(Work task)
Character for character, give back every line below.

[Dataset rows for apps and sites]
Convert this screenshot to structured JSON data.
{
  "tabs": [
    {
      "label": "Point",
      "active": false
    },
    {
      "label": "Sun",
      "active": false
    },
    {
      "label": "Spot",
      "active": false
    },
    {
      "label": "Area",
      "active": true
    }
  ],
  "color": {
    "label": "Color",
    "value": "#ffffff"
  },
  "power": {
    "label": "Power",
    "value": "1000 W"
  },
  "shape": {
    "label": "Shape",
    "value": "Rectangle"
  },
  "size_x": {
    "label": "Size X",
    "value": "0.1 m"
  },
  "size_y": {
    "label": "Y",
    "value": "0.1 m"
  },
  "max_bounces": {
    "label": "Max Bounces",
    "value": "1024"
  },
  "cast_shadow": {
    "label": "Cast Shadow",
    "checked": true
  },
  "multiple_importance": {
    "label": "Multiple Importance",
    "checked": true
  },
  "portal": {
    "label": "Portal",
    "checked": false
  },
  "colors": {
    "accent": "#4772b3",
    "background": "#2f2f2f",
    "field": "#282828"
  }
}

(Written answer)
Convert this screenshot to structured JSON data.
{
  "tabs": [
    {
      "label": "Point",
      "active": false
    },
    {
      "label": "Sun",
      "active": false
    },
    {
      "label": "Spot",
      "active": false
    },
    {
      "label": "Area",
      "active": true
    }
  ],
  "color": {
    "label": "Color",
    "value": "#ffffff"
  },
  "power": {
    "label": "Power",
    "value": "1000 W"
  },
  "shape": {
    "label": "Shape",
    "value": "Rectangle"
  },
  "size_x": {
    "label": "Size X",
    "value": "0.1 m"
  },
  "size_y": {
    "label": "Y",
    "value": "0.1 m"
  },
  "max_bounces": {
    "label": "Max Bounces",
    "value": "1024"
  },
  "cast_shadow": {
    "label": "Cast Shadow",
    "checked": true
  },
  "multiple_importance": {
    "label": "Multiple Importance",
    "checked": true
  },
  "portal": {
    "label": "Portal",
    "checked": false
  },
  "colors": {
    "accent": "#4772b3",
    "background": "#2f2f2f",
    "field": "#282828"
  }
}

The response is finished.